Your body needs a wide variety of nutrients. What is often mentioned in hair loss is a lack of vitamins A, B6, B8 (=biotin) and B12, vitamin C, vitamin D, folic acid, iron, copper, silicon and zinc. Vitamin E is also mentioned, but that is still scientifically controversial. If you are deficient in certain vitamins that your hair is falling out, then you have usually already received signals from your body that something is wrong and that your health is giving up. Is that right?
Your first source of nutrients is, of course, the food on your plate. Therefore, eat as much unprocessed food as possible, lots of vegetables (partly raw) and fruit, unroasted nuts, seeds and kernels, gluten-free grains, legumes, germs, organic eggs and to a limited extent (white) meat and fish. Your body needs a healthy gut to absorb nutrients. Therefore, limit substances that can irritate your gut: be critical of sugars, dairy and gluten and be careful with coffee and alcohol. Alopecia is now also associated with insulin resistance and the metabolic syndrome. So keep your blood sugar level as constant as possible.
Supplement with supplements if possible
Vitamins and minerals always work together; therefore, when taking supplements, it is always advised to do so with meals. If you have the feeling that you have been deficient in nutrients for a long time, choose a good, orthomolecular multi with vitamins and minerals. You can supplement this multi with a good vitamin B complex combined with extra biotin (B8). Vitamin C and vitamin D are also part of the basic supplement for women, regardless of whether your hair is falling out or not. If you suffer from heavy menstrual periods, supplementing with iron can still be recommended, together with vitamin C. Vitamin C increases the absorption of iron.
Taking supplements is not a panacea and it also takes time before you see results. Especially when it comes to your hair. That is why other forms of “supplementation” in the form of sufficient sleep, exercise and relaxation are at least as important. You can safely take an overdose of this and results can be felt within a few days.
In the end it’s always about your hormones
Too much stress, too little relaxation and exercise, too much sugar, a fluctuating blood sugar level, poorly functioning intestines, too few nutrients, too many hormone-disrupting substances: it all affects your hormone balance. A hormone balance that can easily be thrown out of balance in women, especially if you are going through the menopause. For that reason, extreme hair loss can indeed be the result of a hormonal imbalance. Therefore, pay close attention to hormone-disrupting substances in your environment (including your cosmetics, hair and other care products). Finally, two herbs that can help you get your hormones back in balance.
One herb that is widely used for baldness is saw palmetto. It is now increasingly used in female hormonal imbalances. The same goes for the superfood maca.
If you want more clarity about nutrients that you may be deficient in, request a blood test from an (orthomolecular) doctor (be aware that not everything will come up with this). A hair analysis may reveal a mineral deficiency or accumulation of it. If you really have extreme hair loss, you can contact a dermatologist and look for the cause together. On the website of the hair foundation you will find more information and addresses of dermatologists.

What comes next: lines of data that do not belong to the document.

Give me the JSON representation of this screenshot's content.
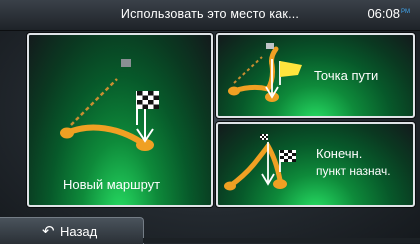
{
  "header": {
    "title": "Использовать это место как...",
    "time": "06:08",
    "ampm": "PM"
  },
  "options": {
    "new_route": {
      "label": "Новый маршрут",
      "icon": "finish-flag-icon"
    },
    "waypoint": {
      "label": "Точка пути",
      "icon": "waypoint-flag-icon"
    },
    "destination": {
      "label_line1": "Конечн.",
      "label_line2": "пункт назнач.",
      "icon": "destination-flag-icon"
    }
  },
  "footer": {
    "back_label": "Назад",
    "back_icon": "back-arrow-icon"
  },
  "colors": {
    "route": "#f0a023",
    "tile_green": "#0e8a3a",
    "accent_blue": "#3fa9f5"
  }
}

Be aware that drugs are never the real solution. Therefore, finally, an inspiring story as you are used to from me.
“Why, learn to live with it?” An inspiring story
Molly Vazquez started having bald spots on her head when she was 12 years old. Within months she was bald. Doctors told her she had the autoimmune disease alopecia and that she would have to learn to live with it. Because she got it at such a young age, the doctors considered the chances of her getting hair back to be negligible. Molly decided not to accept this. She convinced her parents that they had to eat much healthier and together with her mother she removed as many endocrine disrupting substances (cosmetics, household products) from the house as much as possible. She also ensured adequate sleep, exercise and drank plenty of water. The impact on her family was immense and as a bonus she got so much hair that she now regularly asks the hairdresser to thin her hair out.
You can do much more yourself than you think! go for it!